RECORDS START

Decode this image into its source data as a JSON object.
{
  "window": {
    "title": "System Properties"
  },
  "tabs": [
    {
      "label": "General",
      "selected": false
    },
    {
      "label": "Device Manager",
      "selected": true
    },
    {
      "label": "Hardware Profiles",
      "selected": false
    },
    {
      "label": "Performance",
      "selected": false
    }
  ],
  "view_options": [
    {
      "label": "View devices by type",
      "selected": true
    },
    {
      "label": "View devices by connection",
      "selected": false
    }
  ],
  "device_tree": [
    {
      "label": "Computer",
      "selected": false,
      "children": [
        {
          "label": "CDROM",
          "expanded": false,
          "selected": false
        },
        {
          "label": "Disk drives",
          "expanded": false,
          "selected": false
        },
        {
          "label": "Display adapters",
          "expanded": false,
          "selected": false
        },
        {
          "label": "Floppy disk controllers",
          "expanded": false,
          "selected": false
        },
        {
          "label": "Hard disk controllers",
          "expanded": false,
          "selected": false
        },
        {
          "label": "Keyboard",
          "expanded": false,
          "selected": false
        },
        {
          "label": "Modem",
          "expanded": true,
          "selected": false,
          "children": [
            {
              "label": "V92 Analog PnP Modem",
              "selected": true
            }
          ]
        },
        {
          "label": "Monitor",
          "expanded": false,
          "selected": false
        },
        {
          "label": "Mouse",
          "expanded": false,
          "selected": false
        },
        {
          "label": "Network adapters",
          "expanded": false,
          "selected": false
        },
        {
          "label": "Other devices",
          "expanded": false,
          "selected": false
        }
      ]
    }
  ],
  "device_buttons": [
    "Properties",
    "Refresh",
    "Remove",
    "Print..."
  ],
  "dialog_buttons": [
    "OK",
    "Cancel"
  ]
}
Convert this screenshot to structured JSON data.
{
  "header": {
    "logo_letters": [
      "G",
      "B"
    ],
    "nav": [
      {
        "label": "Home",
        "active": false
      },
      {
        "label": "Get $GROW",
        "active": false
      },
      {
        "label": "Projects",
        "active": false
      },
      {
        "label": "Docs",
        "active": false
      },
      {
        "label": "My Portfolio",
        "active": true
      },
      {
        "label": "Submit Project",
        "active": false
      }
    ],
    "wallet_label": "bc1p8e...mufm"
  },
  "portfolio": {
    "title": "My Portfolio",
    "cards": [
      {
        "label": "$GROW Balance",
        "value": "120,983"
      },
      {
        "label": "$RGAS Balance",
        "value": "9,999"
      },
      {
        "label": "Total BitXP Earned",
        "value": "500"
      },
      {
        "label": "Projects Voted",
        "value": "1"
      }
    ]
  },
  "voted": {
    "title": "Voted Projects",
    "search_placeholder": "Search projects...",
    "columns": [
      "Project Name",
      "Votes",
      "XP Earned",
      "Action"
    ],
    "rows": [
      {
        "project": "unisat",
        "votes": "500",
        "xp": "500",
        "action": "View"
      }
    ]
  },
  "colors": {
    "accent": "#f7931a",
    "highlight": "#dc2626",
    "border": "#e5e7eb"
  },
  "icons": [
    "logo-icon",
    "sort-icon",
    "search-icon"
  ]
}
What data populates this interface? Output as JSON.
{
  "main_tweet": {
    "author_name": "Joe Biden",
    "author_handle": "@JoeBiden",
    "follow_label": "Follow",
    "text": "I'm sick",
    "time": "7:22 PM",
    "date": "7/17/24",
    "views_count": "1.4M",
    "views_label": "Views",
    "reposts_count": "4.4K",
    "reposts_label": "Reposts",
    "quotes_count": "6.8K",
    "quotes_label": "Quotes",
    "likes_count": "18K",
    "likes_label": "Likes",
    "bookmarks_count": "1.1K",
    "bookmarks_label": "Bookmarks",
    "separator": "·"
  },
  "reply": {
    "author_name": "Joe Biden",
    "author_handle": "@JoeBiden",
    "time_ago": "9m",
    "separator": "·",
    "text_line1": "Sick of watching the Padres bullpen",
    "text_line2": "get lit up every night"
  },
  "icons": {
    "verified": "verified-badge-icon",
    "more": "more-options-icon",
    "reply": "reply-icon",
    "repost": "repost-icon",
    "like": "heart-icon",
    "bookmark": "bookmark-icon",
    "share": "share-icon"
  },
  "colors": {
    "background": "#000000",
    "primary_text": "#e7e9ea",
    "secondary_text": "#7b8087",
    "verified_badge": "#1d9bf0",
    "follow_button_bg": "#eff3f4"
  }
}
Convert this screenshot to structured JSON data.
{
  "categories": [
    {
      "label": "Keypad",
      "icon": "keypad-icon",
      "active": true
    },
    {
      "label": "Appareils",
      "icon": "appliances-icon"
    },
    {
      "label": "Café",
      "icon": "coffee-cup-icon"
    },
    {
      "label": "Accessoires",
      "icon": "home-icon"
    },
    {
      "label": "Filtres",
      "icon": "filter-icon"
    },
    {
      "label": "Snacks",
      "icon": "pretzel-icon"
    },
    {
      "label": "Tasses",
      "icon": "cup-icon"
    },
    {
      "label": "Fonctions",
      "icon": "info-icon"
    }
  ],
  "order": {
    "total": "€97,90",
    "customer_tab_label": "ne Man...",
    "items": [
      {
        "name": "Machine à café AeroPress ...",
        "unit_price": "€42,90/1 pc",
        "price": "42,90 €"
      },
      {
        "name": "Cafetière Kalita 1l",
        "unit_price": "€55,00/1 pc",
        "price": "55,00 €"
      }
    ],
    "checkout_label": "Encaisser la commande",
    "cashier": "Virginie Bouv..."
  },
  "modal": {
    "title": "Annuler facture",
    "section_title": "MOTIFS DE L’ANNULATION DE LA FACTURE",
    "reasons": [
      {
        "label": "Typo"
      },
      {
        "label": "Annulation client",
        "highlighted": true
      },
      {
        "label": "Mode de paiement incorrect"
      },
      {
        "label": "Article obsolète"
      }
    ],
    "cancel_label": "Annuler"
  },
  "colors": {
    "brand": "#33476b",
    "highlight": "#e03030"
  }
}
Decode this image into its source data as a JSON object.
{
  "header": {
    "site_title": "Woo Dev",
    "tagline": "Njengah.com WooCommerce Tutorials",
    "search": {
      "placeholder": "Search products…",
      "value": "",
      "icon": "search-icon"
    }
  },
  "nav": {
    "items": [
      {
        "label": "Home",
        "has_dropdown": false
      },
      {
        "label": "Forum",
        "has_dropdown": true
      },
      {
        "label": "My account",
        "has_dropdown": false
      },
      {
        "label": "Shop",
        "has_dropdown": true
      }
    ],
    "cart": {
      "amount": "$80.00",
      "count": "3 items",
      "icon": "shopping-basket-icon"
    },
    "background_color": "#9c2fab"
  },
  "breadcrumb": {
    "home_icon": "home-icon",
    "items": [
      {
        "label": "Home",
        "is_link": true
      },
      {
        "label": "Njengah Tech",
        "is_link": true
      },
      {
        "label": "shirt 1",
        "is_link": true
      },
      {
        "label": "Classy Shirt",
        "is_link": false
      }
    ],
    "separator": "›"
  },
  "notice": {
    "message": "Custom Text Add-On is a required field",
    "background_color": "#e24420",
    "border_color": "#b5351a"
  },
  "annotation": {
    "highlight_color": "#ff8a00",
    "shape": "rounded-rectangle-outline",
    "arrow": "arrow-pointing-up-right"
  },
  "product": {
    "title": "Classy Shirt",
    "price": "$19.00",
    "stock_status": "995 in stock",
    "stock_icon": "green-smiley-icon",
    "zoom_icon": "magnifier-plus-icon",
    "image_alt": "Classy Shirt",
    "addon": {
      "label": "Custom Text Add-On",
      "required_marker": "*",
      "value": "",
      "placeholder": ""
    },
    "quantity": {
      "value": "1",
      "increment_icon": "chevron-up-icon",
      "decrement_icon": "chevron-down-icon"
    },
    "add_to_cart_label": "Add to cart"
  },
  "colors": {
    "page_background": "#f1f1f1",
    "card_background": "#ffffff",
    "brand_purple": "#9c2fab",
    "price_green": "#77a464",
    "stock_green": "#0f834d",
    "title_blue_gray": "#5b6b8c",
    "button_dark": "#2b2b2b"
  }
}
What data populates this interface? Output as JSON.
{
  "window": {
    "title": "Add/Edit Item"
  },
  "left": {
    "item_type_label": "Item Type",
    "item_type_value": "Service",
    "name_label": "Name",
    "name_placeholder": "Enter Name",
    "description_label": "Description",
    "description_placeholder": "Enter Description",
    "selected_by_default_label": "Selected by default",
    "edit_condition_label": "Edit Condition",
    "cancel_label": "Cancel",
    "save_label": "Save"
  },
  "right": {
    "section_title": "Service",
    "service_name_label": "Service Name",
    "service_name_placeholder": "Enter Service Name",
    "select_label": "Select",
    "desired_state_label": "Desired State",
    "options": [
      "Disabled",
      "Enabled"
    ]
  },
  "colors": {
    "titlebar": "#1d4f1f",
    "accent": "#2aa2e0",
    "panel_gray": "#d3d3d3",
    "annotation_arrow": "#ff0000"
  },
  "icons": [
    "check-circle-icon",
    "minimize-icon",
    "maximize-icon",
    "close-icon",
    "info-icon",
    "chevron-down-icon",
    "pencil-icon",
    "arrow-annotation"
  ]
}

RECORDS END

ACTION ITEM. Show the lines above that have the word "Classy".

ANSWER FOR THE TASK.
        "label": "Classy Shirt",
    "title": "Classy Shirt",
    "image_alt": "Classy Shirt",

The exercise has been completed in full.